Data extracted from a collection
--------------------
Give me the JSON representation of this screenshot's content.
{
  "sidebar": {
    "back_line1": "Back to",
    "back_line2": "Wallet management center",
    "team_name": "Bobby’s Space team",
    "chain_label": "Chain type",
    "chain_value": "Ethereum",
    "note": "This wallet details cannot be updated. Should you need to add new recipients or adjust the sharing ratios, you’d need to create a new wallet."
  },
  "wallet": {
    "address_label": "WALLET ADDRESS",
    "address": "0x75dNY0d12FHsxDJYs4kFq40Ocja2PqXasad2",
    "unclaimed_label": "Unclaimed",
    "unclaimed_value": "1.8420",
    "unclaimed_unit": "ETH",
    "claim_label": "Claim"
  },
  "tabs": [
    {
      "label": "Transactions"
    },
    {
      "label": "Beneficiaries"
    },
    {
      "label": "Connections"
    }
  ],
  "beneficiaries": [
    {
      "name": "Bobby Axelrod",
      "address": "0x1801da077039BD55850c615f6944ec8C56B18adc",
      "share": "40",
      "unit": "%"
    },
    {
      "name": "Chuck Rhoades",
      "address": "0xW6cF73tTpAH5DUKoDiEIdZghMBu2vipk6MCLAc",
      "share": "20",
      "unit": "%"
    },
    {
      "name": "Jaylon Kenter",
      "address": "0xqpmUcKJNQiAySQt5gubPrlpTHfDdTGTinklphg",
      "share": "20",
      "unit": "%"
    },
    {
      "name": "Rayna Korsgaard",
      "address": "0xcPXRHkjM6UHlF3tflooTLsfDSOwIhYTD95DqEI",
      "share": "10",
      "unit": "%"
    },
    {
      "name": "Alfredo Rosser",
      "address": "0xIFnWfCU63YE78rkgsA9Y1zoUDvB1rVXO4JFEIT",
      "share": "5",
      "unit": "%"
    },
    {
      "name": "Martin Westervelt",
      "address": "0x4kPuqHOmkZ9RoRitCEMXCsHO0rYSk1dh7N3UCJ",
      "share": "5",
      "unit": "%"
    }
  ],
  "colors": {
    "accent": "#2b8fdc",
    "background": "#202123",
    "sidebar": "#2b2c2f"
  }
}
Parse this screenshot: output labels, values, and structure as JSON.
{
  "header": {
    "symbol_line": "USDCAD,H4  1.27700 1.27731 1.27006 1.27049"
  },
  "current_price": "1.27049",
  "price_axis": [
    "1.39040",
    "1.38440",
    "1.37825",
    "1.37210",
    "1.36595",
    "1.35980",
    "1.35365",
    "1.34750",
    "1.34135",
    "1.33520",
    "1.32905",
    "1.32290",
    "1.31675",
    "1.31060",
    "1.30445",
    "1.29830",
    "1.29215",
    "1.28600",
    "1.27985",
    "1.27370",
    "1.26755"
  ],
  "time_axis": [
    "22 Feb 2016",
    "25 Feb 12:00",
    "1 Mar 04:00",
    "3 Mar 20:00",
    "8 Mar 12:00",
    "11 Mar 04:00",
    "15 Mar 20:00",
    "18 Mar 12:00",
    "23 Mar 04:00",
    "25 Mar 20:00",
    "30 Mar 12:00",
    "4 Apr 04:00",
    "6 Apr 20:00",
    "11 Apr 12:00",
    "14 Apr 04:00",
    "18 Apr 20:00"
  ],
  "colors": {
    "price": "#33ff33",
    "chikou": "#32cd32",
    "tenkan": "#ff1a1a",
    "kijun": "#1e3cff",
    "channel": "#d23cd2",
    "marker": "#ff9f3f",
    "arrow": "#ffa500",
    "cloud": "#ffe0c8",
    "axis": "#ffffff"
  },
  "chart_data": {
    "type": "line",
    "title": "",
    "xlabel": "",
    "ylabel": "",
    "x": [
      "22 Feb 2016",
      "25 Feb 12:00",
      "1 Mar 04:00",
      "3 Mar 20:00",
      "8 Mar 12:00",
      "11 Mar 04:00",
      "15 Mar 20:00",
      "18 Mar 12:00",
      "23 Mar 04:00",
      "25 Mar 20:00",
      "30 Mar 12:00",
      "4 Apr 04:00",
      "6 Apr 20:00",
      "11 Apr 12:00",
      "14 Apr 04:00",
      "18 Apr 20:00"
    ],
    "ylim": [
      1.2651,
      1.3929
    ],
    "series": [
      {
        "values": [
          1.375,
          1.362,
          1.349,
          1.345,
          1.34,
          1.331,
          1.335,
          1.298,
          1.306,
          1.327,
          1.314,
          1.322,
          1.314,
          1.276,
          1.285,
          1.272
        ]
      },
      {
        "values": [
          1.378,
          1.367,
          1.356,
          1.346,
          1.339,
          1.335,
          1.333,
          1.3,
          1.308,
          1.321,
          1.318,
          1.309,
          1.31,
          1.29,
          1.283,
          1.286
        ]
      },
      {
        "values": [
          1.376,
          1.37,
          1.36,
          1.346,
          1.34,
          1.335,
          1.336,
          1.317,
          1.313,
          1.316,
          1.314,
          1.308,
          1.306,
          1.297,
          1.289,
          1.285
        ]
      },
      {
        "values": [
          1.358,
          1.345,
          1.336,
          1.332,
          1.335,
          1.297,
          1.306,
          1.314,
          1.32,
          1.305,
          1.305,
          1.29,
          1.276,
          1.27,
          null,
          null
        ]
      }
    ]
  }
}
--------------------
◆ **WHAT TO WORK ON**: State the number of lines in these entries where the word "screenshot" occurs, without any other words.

◆ **RESPONSE AREA**: 2